● **Task instructions**
From the entries below, copy every line that holds the word "build".

Web page and app entries
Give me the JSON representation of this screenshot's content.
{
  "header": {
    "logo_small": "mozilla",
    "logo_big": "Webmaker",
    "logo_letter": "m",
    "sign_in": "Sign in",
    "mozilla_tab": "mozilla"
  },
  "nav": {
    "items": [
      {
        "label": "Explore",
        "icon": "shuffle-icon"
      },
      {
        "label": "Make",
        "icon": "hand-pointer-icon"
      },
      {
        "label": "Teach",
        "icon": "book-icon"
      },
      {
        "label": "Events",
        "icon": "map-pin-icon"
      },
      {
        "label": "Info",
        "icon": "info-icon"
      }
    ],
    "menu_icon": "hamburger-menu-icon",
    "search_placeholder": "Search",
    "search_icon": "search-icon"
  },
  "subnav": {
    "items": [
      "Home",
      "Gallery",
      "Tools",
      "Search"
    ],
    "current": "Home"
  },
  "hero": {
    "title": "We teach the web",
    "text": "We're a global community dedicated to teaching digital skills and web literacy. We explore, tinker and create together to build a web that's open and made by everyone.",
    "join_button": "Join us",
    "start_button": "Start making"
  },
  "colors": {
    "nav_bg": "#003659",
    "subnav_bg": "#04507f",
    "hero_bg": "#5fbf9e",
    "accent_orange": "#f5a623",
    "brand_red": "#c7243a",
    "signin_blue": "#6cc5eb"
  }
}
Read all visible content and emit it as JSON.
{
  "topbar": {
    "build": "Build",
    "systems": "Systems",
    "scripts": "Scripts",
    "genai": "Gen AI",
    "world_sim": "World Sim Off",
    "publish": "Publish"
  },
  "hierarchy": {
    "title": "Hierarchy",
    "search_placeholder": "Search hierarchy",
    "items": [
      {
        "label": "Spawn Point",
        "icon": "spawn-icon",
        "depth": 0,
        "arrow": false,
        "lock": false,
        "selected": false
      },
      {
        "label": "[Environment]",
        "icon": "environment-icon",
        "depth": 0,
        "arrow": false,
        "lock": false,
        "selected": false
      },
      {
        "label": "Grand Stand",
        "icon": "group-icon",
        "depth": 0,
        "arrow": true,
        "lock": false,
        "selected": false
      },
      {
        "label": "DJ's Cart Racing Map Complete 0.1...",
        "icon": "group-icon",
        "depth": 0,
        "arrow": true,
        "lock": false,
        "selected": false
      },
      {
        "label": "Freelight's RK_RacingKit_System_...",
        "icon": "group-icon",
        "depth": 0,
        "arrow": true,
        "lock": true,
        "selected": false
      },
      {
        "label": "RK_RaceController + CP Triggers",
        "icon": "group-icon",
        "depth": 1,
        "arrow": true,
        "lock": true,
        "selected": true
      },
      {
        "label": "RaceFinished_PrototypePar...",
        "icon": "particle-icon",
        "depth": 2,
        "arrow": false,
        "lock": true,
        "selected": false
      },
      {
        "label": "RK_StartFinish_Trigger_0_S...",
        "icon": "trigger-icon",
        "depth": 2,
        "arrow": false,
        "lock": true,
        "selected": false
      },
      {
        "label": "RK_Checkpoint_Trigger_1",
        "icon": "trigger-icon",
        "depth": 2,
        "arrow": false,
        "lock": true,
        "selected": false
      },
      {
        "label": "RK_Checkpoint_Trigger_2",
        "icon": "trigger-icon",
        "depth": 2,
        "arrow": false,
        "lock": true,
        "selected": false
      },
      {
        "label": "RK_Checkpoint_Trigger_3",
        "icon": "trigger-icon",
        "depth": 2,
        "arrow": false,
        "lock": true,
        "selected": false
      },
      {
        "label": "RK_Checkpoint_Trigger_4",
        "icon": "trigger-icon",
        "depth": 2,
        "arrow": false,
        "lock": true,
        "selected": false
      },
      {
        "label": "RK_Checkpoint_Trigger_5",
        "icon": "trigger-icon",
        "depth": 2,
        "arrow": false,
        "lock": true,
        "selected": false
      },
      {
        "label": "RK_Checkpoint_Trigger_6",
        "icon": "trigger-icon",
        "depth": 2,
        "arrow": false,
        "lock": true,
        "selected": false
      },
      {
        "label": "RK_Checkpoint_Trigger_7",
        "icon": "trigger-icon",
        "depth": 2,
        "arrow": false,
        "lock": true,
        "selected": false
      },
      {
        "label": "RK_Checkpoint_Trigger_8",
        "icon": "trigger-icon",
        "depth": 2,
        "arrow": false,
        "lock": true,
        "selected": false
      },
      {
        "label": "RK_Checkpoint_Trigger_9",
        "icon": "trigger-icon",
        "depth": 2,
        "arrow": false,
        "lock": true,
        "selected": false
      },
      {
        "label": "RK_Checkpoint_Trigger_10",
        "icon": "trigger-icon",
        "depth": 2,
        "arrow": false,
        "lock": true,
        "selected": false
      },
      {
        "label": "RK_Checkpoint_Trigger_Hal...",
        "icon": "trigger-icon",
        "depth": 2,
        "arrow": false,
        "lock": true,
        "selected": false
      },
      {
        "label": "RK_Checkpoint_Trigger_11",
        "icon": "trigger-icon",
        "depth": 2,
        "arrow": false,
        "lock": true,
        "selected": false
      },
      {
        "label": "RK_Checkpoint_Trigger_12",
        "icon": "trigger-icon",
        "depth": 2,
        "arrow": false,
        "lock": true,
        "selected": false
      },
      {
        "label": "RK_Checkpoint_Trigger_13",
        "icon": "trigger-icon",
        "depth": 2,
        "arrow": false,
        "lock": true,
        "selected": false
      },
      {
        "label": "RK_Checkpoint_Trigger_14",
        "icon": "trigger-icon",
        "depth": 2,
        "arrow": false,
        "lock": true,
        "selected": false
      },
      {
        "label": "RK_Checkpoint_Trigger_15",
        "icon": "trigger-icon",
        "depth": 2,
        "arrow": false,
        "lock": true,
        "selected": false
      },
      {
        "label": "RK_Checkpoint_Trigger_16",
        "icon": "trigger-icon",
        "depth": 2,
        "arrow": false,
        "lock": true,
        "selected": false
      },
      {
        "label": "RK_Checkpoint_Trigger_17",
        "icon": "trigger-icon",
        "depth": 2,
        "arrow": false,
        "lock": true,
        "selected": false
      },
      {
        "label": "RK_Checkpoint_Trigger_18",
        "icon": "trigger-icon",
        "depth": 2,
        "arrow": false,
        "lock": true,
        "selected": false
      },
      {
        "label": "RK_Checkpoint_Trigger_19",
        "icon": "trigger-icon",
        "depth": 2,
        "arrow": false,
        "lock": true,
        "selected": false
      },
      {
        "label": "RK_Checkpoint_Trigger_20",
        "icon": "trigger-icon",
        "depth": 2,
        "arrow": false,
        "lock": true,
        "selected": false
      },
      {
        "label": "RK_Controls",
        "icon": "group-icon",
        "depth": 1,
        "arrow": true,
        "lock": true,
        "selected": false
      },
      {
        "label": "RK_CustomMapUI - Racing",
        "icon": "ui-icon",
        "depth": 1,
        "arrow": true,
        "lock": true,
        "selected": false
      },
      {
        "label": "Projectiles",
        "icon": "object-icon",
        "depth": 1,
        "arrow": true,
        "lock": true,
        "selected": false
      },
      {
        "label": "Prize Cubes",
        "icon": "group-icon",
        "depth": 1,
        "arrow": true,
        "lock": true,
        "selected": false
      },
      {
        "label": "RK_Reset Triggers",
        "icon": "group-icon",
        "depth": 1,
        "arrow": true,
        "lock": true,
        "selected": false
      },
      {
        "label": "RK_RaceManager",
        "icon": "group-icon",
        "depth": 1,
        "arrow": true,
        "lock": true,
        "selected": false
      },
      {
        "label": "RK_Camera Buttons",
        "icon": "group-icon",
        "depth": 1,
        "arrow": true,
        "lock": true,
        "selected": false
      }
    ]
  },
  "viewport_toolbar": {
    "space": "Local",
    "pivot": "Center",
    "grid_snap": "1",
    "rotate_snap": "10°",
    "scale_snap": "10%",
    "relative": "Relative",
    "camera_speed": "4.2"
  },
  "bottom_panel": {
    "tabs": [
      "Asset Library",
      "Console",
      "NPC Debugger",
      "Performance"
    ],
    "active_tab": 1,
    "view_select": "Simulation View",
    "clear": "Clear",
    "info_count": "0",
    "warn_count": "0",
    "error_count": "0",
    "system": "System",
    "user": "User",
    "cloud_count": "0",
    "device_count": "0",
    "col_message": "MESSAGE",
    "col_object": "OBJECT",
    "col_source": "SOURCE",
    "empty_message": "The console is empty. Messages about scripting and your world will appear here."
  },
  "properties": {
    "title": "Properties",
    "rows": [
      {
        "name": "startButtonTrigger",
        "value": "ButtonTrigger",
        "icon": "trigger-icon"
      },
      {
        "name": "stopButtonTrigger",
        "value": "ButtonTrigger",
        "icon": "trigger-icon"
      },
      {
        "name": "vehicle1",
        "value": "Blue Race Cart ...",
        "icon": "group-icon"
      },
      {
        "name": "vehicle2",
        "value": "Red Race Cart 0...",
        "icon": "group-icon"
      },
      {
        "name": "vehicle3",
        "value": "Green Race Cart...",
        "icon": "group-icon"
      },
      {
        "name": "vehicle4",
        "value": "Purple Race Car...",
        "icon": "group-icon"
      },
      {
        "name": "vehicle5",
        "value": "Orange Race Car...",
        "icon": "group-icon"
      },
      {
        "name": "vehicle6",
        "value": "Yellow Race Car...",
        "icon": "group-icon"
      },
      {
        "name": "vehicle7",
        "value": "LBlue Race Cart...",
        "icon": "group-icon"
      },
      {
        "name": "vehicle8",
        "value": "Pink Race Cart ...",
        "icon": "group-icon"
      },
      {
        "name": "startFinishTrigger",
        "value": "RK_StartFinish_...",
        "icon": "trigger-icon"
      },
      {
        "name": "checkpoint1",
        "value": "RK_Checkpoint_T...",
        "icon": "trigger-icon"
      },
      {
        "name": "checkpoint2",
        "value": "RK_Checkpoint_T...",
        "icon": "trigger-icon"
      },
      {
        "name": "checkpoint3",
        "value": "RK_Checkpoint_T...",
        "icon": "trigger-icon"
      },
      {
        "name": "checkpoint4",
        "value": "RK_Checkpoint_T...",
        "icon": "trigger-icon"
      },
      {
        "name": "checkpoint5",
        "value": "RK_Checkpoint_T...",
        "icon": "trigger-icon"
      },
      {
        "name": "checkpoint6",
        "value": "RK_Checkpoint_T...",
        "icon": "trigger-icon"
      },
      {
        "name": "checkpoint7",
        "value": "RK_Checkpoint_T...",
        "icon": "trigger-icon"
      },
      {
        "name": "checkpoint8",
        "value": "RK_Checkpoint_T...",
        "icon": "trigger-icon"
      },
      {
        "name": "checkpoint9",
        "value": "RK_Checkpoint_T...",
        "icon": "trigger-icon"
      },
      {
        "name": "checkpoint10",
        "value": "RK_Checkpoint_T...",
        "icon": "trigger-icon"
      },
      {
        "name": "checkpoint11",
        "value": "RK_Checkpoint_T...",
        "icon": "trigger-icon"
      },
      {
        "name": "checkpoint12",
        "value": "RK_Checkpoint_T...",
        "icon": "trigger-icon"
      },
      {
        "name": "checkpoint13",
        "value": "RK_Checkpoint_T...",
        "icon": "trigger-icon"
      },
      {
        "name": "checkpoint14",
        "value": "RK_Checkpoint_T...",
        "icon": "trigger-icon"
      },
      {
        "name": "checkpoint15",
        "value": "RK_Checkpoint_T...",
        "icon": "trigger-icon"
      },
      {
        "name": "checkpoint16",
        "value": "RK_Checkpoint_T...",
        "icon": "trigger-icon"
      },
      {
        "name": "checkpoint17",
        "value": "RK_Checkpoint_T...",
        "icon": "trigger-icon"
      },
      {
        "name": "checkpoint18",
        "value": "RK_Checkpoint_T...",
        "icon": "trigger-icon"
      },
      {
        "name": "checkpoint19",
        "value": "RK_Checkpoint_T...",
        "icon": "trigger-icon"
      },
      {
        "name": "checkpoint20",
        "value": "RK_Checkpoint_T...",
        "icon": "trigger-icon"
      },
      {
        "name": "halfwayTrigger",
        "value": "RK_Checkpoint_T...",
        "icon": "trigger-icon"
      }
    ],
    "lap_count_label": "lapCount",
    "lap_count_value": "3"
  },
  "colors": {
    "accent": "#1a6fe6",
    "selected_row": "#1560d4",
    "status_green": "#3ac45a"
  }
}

● **Exercise answer**
    "text": "We're a global community dedicated to teaching digital skills and web literacy. We explore, tinker and create together to build a web that's open and made by everyone.",
    "build": "Build",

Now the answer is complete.